[[ Source records open ]]
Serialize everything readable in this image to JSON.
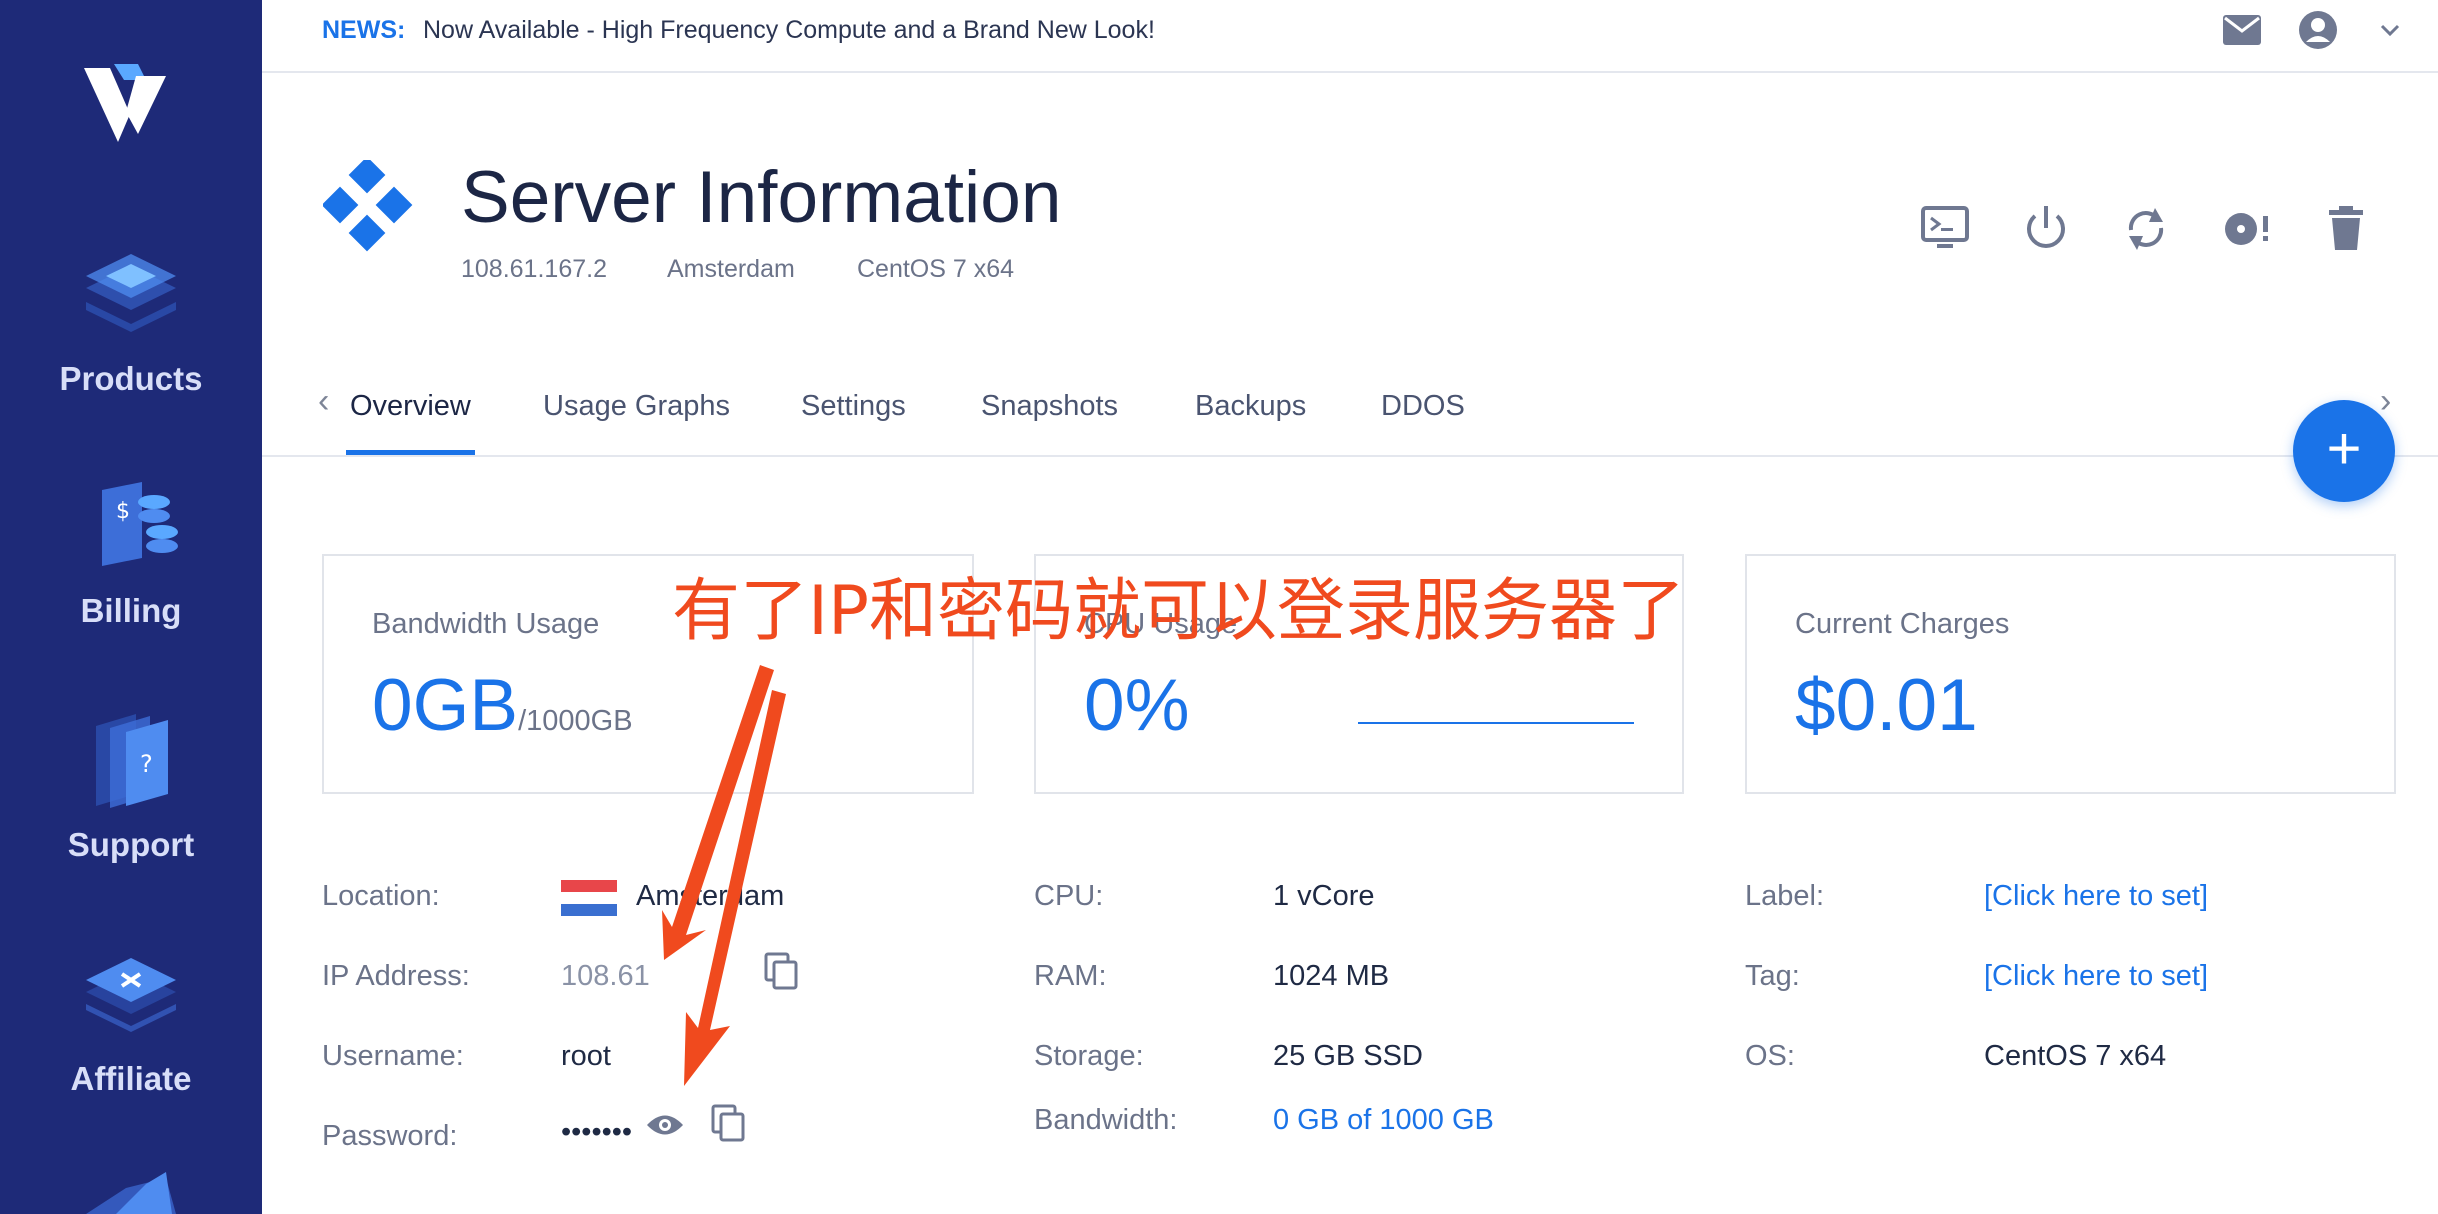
{
  "sidebar": {
    "logo_icon": "vultr-logo-icon",
    "items": [
      {
        "label": "Products",
        "icon": "products-stack-icon"
      },
      {
        "label": "Billing",
        "icon": "billing-icon"
      },
      {
        "label": "Support",
        "icon": "support-icon"
      },
      {
        "label": "Affiliate",
        "icon": "affiliate-icon"
      }
    ]
  },
  "topbar": {
    "news_tag": "NEWS:",
    "news_text": "Now Available - High Frequency Compute and a Brand New Look!",
    "icons": [
      "mail-icon",
      "account-icon",
      "chevron-down-icon"
    ]
  },
  "header": {
    "title": "Server Information",
    "ip": "108.61.167.2",
    "location": "Amsterdam",
    "os": "CentOS 7 x64",
    "actions": [
      "console-icon",
      "power-icon",
      "restart-icon",
      "reinstall-icon",
      "trash-icon"
    ]
  },
  "tabs": [
    "Overview",
    "Usage Graphs",
    "Settings",
    "Snapshots",
    "Backups",
    "DDOS"
  ],
  "fab_label": "+",
  "cards": {
    "bandwidth": {
      "label": "Bandwidth Usage",
      "value": "0GB",
      "sub": "/1000GB"
    },
    "cpu": {
      "label": "CPU Usage",
      "value": "0%"
    },
    "charges": {
      "label": "Current Charges",
      "value": "$0.01"
    }
  },
  "details": {
    "location": {
      "label": "Location:",
      "value": "Amsterdam"
    },
    "ip": {
      "label": "IP Address:",
      "value": "108.61"
    },
    "username": {
      "label": "Username:",
      "value": "root"
    },
    "password": {
      "label": "Password:",
      "value": "•••••••"
    },
    "cpu": {
      "label": "CPU:",
      "value": "1 vCore"
    },
    "ram": {
      "label": "RAM:",
      "value": "1024 MB"
    },
    "storage": {
      "label": "Storage:",
      "value": "25 GB SSD"
    },
    "bandwidth": {
      "label": "Bandwidth:",
      "value": "0 GB of 1000 GB"
    },
    "label": {
      "label": "Label:",
      "value": "[Click here to set]"
    },
    "tag": {
      "label": "Tag:",
      "value": "[Click here to set]"
    },
    "os": {
      "label": "OS:",
      "value": "CentOS 7 x64"
    }
  },
  "annotation": "有了IP和密码就可以登录服务器了",
  "colors": {
    "sidebar": "#1e2a78",
    "accent": "#1a73e8",
    "annotation": "#f04a1e"
  }
}
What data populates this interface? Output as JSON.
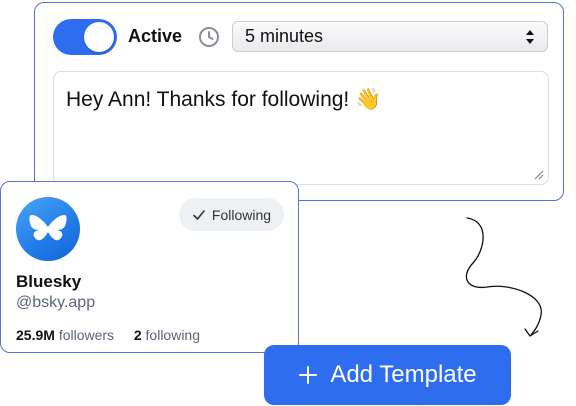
{
  "template": {
    "toggle": {
      "state": "on"
    },
    "active_label": "Active",
    "delay": {
      "icon": "clock-icon",
      "selected": "5 minutes"
    },
    "message": "Hey Ann! Thanks for following! 👋"
  },
  "profile": {
    "avatar_icon": "butterfly-icon",
    "following_label": "Following",
    "name": "Bluesky",
    "handle": "@bsky.app",
    "followers_count": "25.9M",
    "followers_label": "followers",
    "following_count": "2",
    "following_count_label": "following"
  },
  "actions": {
    "add_template_label": "Add Template"
  },
  "colors": {
    "accent": "#2f6df0",
    "card_border": "#5b6fdc"
  }
}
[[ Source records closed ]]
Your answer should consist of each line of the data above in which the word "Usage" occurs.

    "Usage Graphs",
      "label": "Bandwidth Usage",
      "label": "CPU Usage",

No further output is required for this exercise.